Before this project, none of the species in the Taylor White paintings had been identified with modern nomenclature, although some of them were labelled with older names. In order to catalogue the illustrations, every animal depicted had to be listed with up-to-date common and scientific names. Identifying species can be tricky, and sometimes it was impossible to determine the species with complete confidence from these renderings. However, these paintings are generally quite accurate to the creatures they portray and I was able to identify almost all of them or at least come up with a good guess.

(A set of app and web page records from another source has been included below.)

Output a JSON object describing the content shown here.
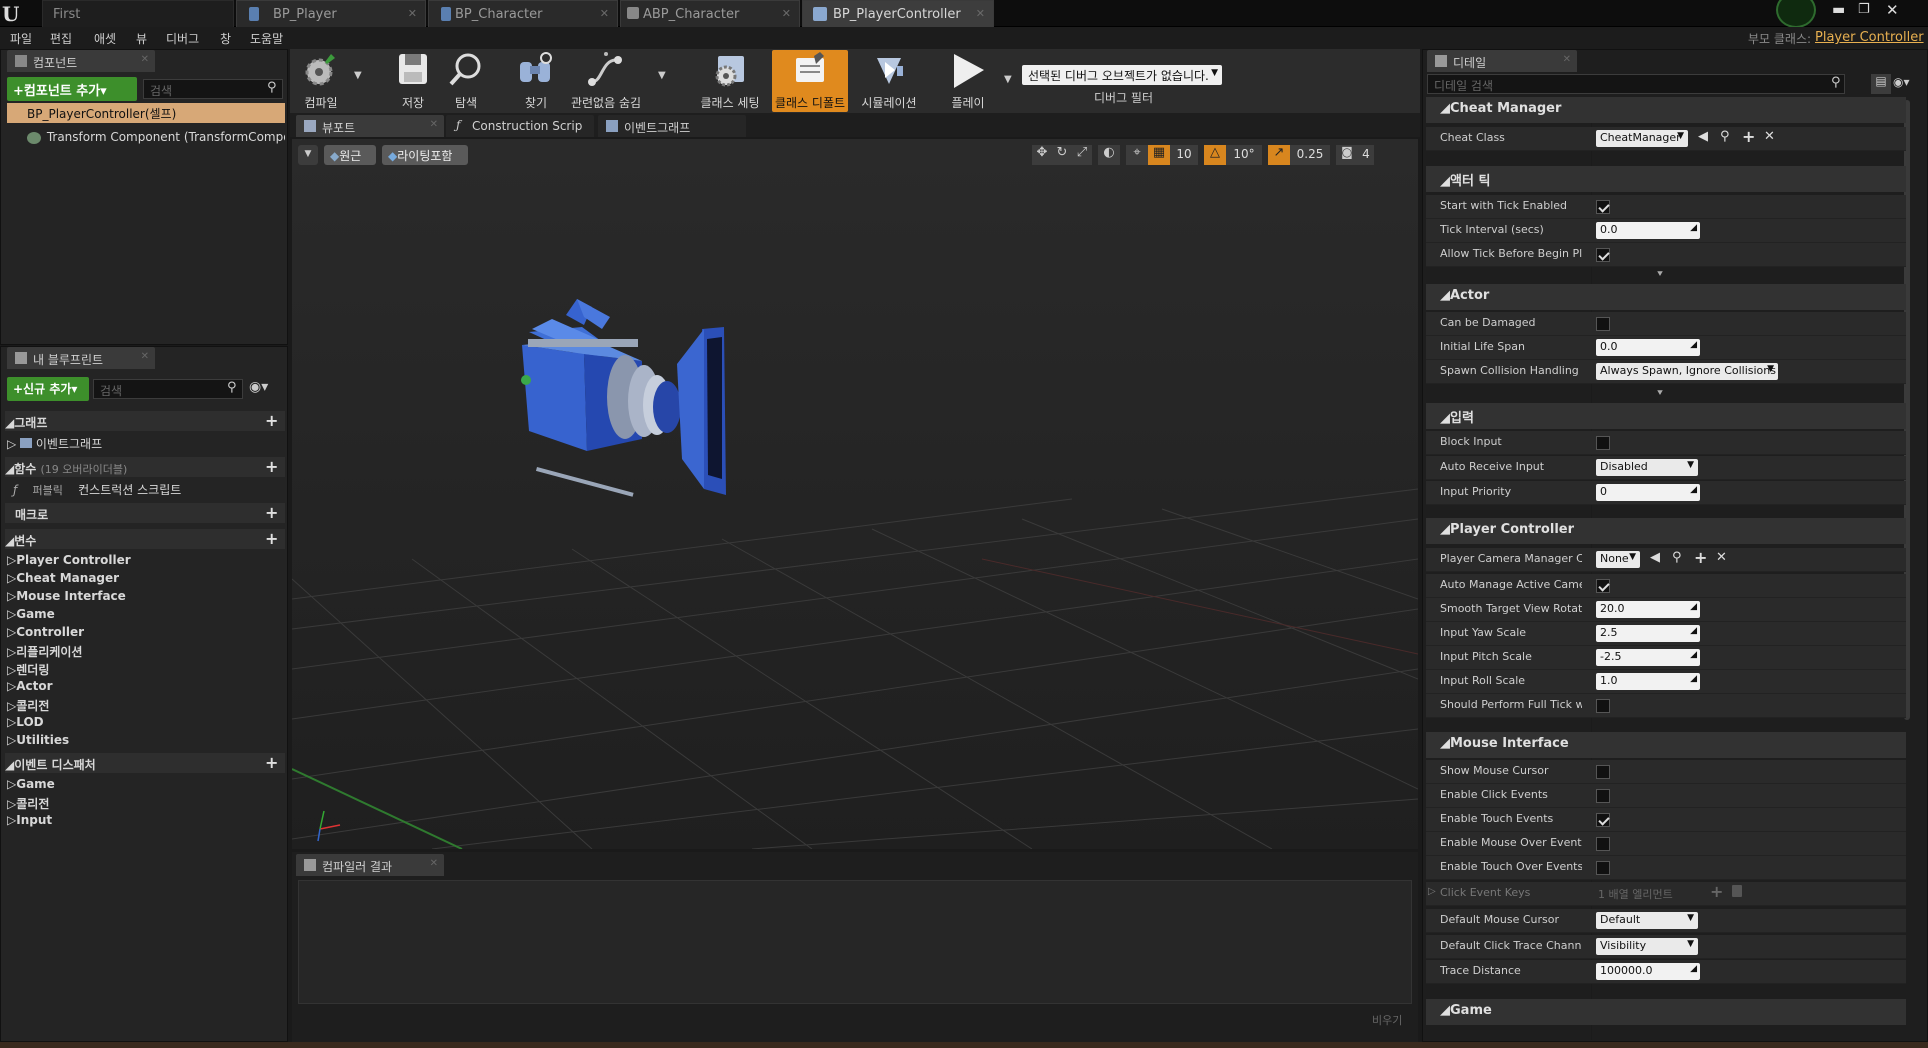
{
  "tabs": {
    "first": "First",
    "t1": "BP_Player",
    "t2": "BP_Character",
    "t3": "ABP_Character",
    "t4": "BP_PlayerController"
  },
  "title_right": {
    "user": "부모 클래스:",
    "parent": "Player Controller"
  },
  "menu": [
    "파일",
    "편집",
    "애셋",
    "뷰",
    "디버그",
    "창",
    "도움말"
  ],
  "components": {
    "tab": "컴포넌트",
    "add_button": "+컴포넌트 추가▾",
    "search_placeholder": "검색",
    "root": "BP_PlayerController(셀프)",
    "child": "Transform Component (TransformComponent)"
  },
  "myblueprint": {
    "tab": "내 블루프린트",
    "add_button": "+신규 추가▾",
    "search_placeholder": "검색",
    "graphs_header": "그래프",
    "event_graph": "이벤트그래프",
    "functions_header": "함수",
    "functions_count": "(19 오버라이더블)",
    "public_label": "퍼블릭",
    "construction": "컨스트럭션 스크립트",
    "macros_header": "매크로",
    "variables_header": "변수",
    "variables": [
      "Player Controller",
      "Cheat Manager",
      "Mouse Interface",
      "Game",
      "Controller",
      "리플리케이션",
      "렌더링",
      "Actor",
      "콜리전",
      "LOD",
      "Utilities"
    ],
    "dispatchers_header": "이벤트 디스패처",
    "dispatchers": [
      "Game",
      "콜리전",
      "Input"
    ]
  },
  "toolbar": {
    "compile": "컴파일",
    "save": "저장",
    "browse": "탐색",
    "find": "찾기",
    "hide_unrelated": "관련없음 숨김",
    "class_settings": "클래스 세팅",
    "class_defaults": "클래스 디폴트",
    "simulation": "시뮬레이션",
    "play": "플레이",
    "debug_select": "선택된 디버그 오브젝트가 없습니다.",
    "debug_filter": "디버그 필터"
  },
  "editor_tabs": {
    "viewport": "뷰포트",
    "construction": "Construction Scrip",
    "event_graph": "이벤트그래프"
  },
  "viewport": {
    "perspective": "원근",
    "lit": "라이팅포함",
    "grid": "10",
    "rot": "10°",
    "scale": "0.25",
    "cam": "4"
  },
  "compiler": {
    "tab": "컴파일러 결과",
    "clear": "비우기"
  },
  "details": {
    "tab": "디테일",
    "search_placeholder": "디테일 검색",
    "categories": {
      "cheat": "Cheat Manager",
      "tick": "액터 틱",
      "actor": "Actor",
      "input": "입력",
      "pc": "Player Controller",
      "mouse": "Mouse Interface",
      "game": "Game"
    },
    "cheat_class": {
      "label": "Cheat Class",
      "value": "CheatManager"
    },
    "start_tick": "Start with Tick Enabled",
    "tick_interval": {
      "label": "Tick Interval (secs)",
      "value": "0.0"
    },
    "allow_tick": "Allow Tick Before Begin Play",
    "can_damaged": "Can be Damaged",
    "life_span": {
      "label": "Initial Life Span",
      "value": "0.0"
    },
    "spawn": {
      "label": "Spawn Collision Handling Met",
      "value": "Always Spawn, Ignore Collisions"
    },
    "block_input": "Block Input",
    "auto_receive": {
      "label": "Auto Receive Input",
      "value": "Disabled"
    },
    "input_priority": {
      "label": "Input Priority",
      "value": "0"
    },
    "cam_manager": {
      "label": "Player Camera Manager Class",
      "value": "None"
    },
    "auto_manage": "Auto Manage Active Camera T",
    "smooth": {
      "label": "Smooth Target View Rotation",
      "value": "20.0"
    },
    "yaw": {
      "label": "Input Yaw Scale",
      "value": "2.5"
    },
    "pitch": {
      "label": "Input Pitch Scale",
      "value": "-2.5"
    },
    "roll": {
      "label": "Input Roll Scale",
      "value": "1.0"
    },
    "full_tick": "Should Perform Full Tick wher",
    "show_cursor": "Show Mouse Cursor",
    "click_events": "Enable Click Events",
    "touch_events": "Enable Touch Events",
    "mouse_over": "Enable Mouse Over Events",
    "touch_over": "Enable Touch Over Events",
    "click_keys": {
      "label": "Click Event Keys",
      "value": "1 배열 엘리먼트"
    },
    "default_cursor": {
      "label": "Default Mouse Cursor",
      "value": "Default"
    },
    "trace_channel": {
      "label": "Default Click Trace Channel",
      "value": "Visibility"
    },
    "trace_distance": {
      "label": "Trace Distance",
      "value": "100000.0"
    }
  }
}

To identify an animal, I would start by thinking about what family or broad category it was in by looking at traits such as beak shape and size. For example, if it was a bird, I might have asked myself if it was a raptor, a woodpecker, a finch, etc. Then I would look through field guides along with other materials to determine the species name, comparing photographs and illustrations of different species to the painting. I found the Princeton field guides particularly useful, especially for birds. In terms of online resources, eBird and the affiliated Cornell Lab of Ornithology were very helpful in providing lots of photographs and up to date taxonomic information such as scientific names. For mammals, the Oxford Encyclopedia of Mammals was quite helpful, as was Noel Rowe’s Pictorial Guide to Living Primates. There are many other books about specific groups of animals that I found useful, such as Pigeons and Doves by David Gibbs, John Cox, and Eustace Barnes, and Richard Thorington’s Squirrels of the World. Finally, for the cases where I was really stumped, I contacted Robert Montgomerie, an evolutionary biologist and ornithologist emeritus professor at Queen’s University.